I was happy to learn this week that the transformation is complete and the new Suzhou Bookworm is now open for business. The photos really wowed me. After walking through demolition rubble and dust, it was cool to see the finished project looking so fab — the two-story bookstore cafe appears almost to be floating along one of the canals that Suzhou is famous for.
A few days ago, Peter checked in with an update on how things are going: “We had our first booktalk last night..historical fiction writer Adam Williams doing his stuff. It was great. About 30 people turned up to listen and buy books so not a bad start.” They had another event today, award-winning Canadian children’s writer Marie-Louise Gay.
This opening is another great score for booklovers in China. Be sure to visit a Bookworm location (the others are in Beijing and Chengdu) when your itinerary brings you through any of these cities.
Bibliophiles headed to Europe may want to bookmark this new website: the Bookstore Guide has only been around for about two months, but they already have over 40 independent shops listed on their site. This growing collection includes bookstores in cities like Tbilisi, Istanbul, Oslo, Liverpool and Graz. I discovered the blog because they referred to some reviews I wrote last year about my own European bookstore browsing days.
The allure of the out-of-town bookstore has been written about before, and I’m sure many travelers would agree with this sentiment. I’ve spent many hours on several continents idling in a variety of bookshops, especially English-language ones, which can offer precious familiarity and comfort during long stretches of time in places far from home. My favorite so far? Still has to be Massolit in Krakow, which is actually run by an American from New Jersey.
But now, thanks to Sonja and Ivan (creators of the new guide) we’ve all got a new and expanding list of shops to refer to on future European book-buying (or browsing) excursions.
I walked into the wrong bookstore in Granada, Spain last February, but I’m so glad I did. I was looking for an English-language bookstore on Calle Gracia called Metro, but instead I wound up at a different shop just a few doors down. Libreria Praga shelves mostly Spanish titles, but has a small section of used English-language books. A spine with Simon Winchester’s name caught my eye, and I was soon the owner of a used copy of The Professor and the Madman. This story about the making of the Oxford English Dictionary seemed like something I’d enjoy (which I did when I read it a few months later) but I bought the book simply because of the fascinating inscription I found written in blue ink on the title page:
August 18, 2003: For darling Maggie on her one hundred and fifty-sixth birthday from him who unabashedly adores her – U. David.
Actually, there is another short word scribbled before “U. David”, probably a first name or initial, but I can’t quite make it out. But what an interesting discovery, huh? Was it an inside joke between old friends? Or did someone really live for as many years as Hong Kong was under British rule? Highly unlikely. There is surely a backstory, and one that most likely will remain untold. But for a book-lovin’ traveler, this is one of the best souvenirs around.
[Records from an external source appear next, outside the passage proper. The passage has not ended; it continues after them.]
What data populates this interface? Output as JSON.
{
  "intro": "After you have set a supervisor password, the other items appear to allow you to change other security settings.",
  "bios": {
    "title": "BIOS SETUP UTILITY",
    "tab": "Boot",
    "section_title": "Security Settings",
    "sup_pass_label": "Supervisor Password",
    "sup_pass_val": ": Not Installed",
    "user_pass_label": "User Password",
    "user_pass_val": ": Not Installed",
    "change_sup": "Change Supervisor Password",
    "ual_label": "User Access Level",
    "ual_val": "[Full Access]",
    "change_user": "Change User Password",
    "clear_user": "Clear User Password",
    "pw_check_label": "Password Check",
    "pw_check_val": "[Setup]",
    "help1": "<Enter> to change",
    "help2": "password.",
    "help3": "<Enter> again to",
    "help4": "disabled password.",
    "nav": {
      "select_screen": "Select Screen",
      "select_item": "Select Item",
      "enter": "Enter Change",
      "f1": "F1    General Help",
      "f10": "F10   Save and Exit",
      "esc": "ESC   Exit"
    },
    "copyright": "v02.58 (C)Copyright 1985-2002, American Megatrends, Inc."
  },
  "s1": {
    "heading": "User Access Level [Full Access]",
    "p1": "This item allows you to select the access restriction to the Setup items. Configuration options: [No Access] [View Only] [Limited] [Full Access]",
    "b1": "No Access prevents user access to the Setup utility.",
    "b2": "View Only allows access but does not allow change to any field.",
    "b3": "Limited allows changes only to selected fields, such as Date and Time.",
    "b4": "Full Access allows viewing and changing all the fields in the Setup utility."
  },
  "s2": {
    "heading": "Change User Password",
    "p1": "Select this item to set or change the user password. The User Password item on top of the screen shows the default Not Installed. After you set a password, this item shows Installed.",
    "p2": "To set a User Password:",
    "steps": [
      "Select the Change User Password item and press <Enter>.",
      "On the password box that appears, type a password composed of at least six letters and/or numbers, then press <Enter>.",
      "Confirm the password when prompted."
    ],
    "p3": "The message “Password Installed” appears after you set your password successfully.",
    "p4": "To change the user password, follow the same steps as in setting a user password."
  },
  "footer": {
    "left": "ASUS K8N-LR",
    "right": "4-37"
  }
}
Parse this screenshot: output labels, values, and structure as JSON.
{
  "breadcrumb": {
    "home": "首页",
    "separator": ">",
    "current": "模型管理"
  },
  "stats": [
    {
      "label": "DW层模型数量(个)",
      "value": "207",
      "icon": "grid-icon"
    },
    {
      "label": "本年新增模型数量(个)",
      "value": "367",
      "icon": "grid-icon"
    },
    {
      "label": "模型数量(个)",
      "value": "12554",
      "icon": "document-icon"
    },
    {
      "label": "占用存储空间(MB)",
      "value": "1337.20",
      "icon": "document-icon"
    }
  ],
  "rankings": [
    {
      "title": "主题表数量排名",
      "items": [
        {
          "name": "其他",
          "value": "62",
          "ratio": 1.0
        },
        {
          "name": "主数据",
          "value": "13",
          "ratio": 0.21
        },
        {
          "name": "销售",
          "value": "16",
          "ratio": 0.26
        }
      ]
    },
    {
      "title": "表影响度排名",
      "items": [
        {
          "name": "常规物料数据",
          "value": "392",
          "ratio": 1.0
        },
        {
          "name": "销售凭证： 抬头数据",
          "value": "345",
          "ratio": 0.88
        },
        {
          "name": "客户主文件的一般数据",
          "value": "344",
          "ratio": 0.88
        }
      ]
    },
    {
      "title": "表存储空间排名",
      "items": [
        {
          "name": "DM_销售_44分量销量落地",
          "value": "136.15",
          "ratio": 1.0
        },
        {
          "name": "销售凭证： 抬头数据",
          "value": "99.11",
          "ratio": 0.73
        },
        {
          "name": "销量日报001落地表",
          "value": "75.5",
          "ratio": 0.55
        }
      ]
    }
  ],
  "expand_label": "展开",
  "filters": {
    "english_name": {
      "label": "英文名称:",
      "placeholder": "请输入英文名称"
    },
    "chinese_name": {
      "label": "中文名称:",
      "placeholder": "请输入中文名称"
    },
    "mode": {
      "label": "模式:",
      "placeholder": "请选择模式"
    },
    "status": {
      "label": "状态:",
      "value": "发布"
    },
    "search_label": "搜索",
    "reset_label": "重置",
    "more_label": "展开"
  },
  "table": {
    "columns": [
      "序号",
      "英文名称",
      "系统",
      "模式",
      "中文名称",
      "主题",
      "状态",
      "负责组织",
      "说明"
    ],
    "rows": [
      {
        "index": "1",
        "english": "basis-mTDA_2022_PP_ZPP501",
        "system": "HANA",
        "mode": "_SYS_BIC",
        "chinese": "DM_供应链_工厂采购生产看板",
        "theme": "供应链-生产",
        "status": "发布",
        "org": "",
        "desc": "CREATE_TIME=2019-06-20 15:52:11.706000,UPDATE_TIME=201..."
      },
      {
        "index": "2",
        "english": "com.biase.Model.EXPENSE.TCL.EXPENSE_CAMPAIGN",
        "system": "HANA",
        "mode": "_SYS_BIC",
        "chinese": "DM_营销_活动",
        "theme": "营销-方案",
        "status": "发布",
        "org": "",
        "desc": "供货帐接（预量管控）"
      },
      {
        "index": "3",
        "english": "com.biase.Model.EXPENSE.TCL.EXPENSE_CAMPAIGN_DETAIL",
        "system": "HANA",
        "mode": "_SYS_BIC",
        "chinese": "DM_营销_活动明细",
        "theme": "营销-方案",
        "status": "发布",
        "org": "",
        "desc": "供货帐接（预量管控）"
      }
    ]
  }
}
If you’ve come across interesting inscriptions, consider submitting them to The Book Inscription Project, a neat online effort to collect special book messages found by readers worldwide. Two recently posted travel-inspired inscriptions on the site reminded me that I have to submit my Granada discovery. Take a look at these: First, a short note to a voyager about finding his special island, inside a copy of Vonnegut’s Galapagos. Second, a Christmas gift for a nomad — a copy of On the Road, the only book that moves as incessantly as he does.
Books move and messages get carried with them, from one reader to the next. What travel treasures have you found (or left for others) inside the front cover of a book?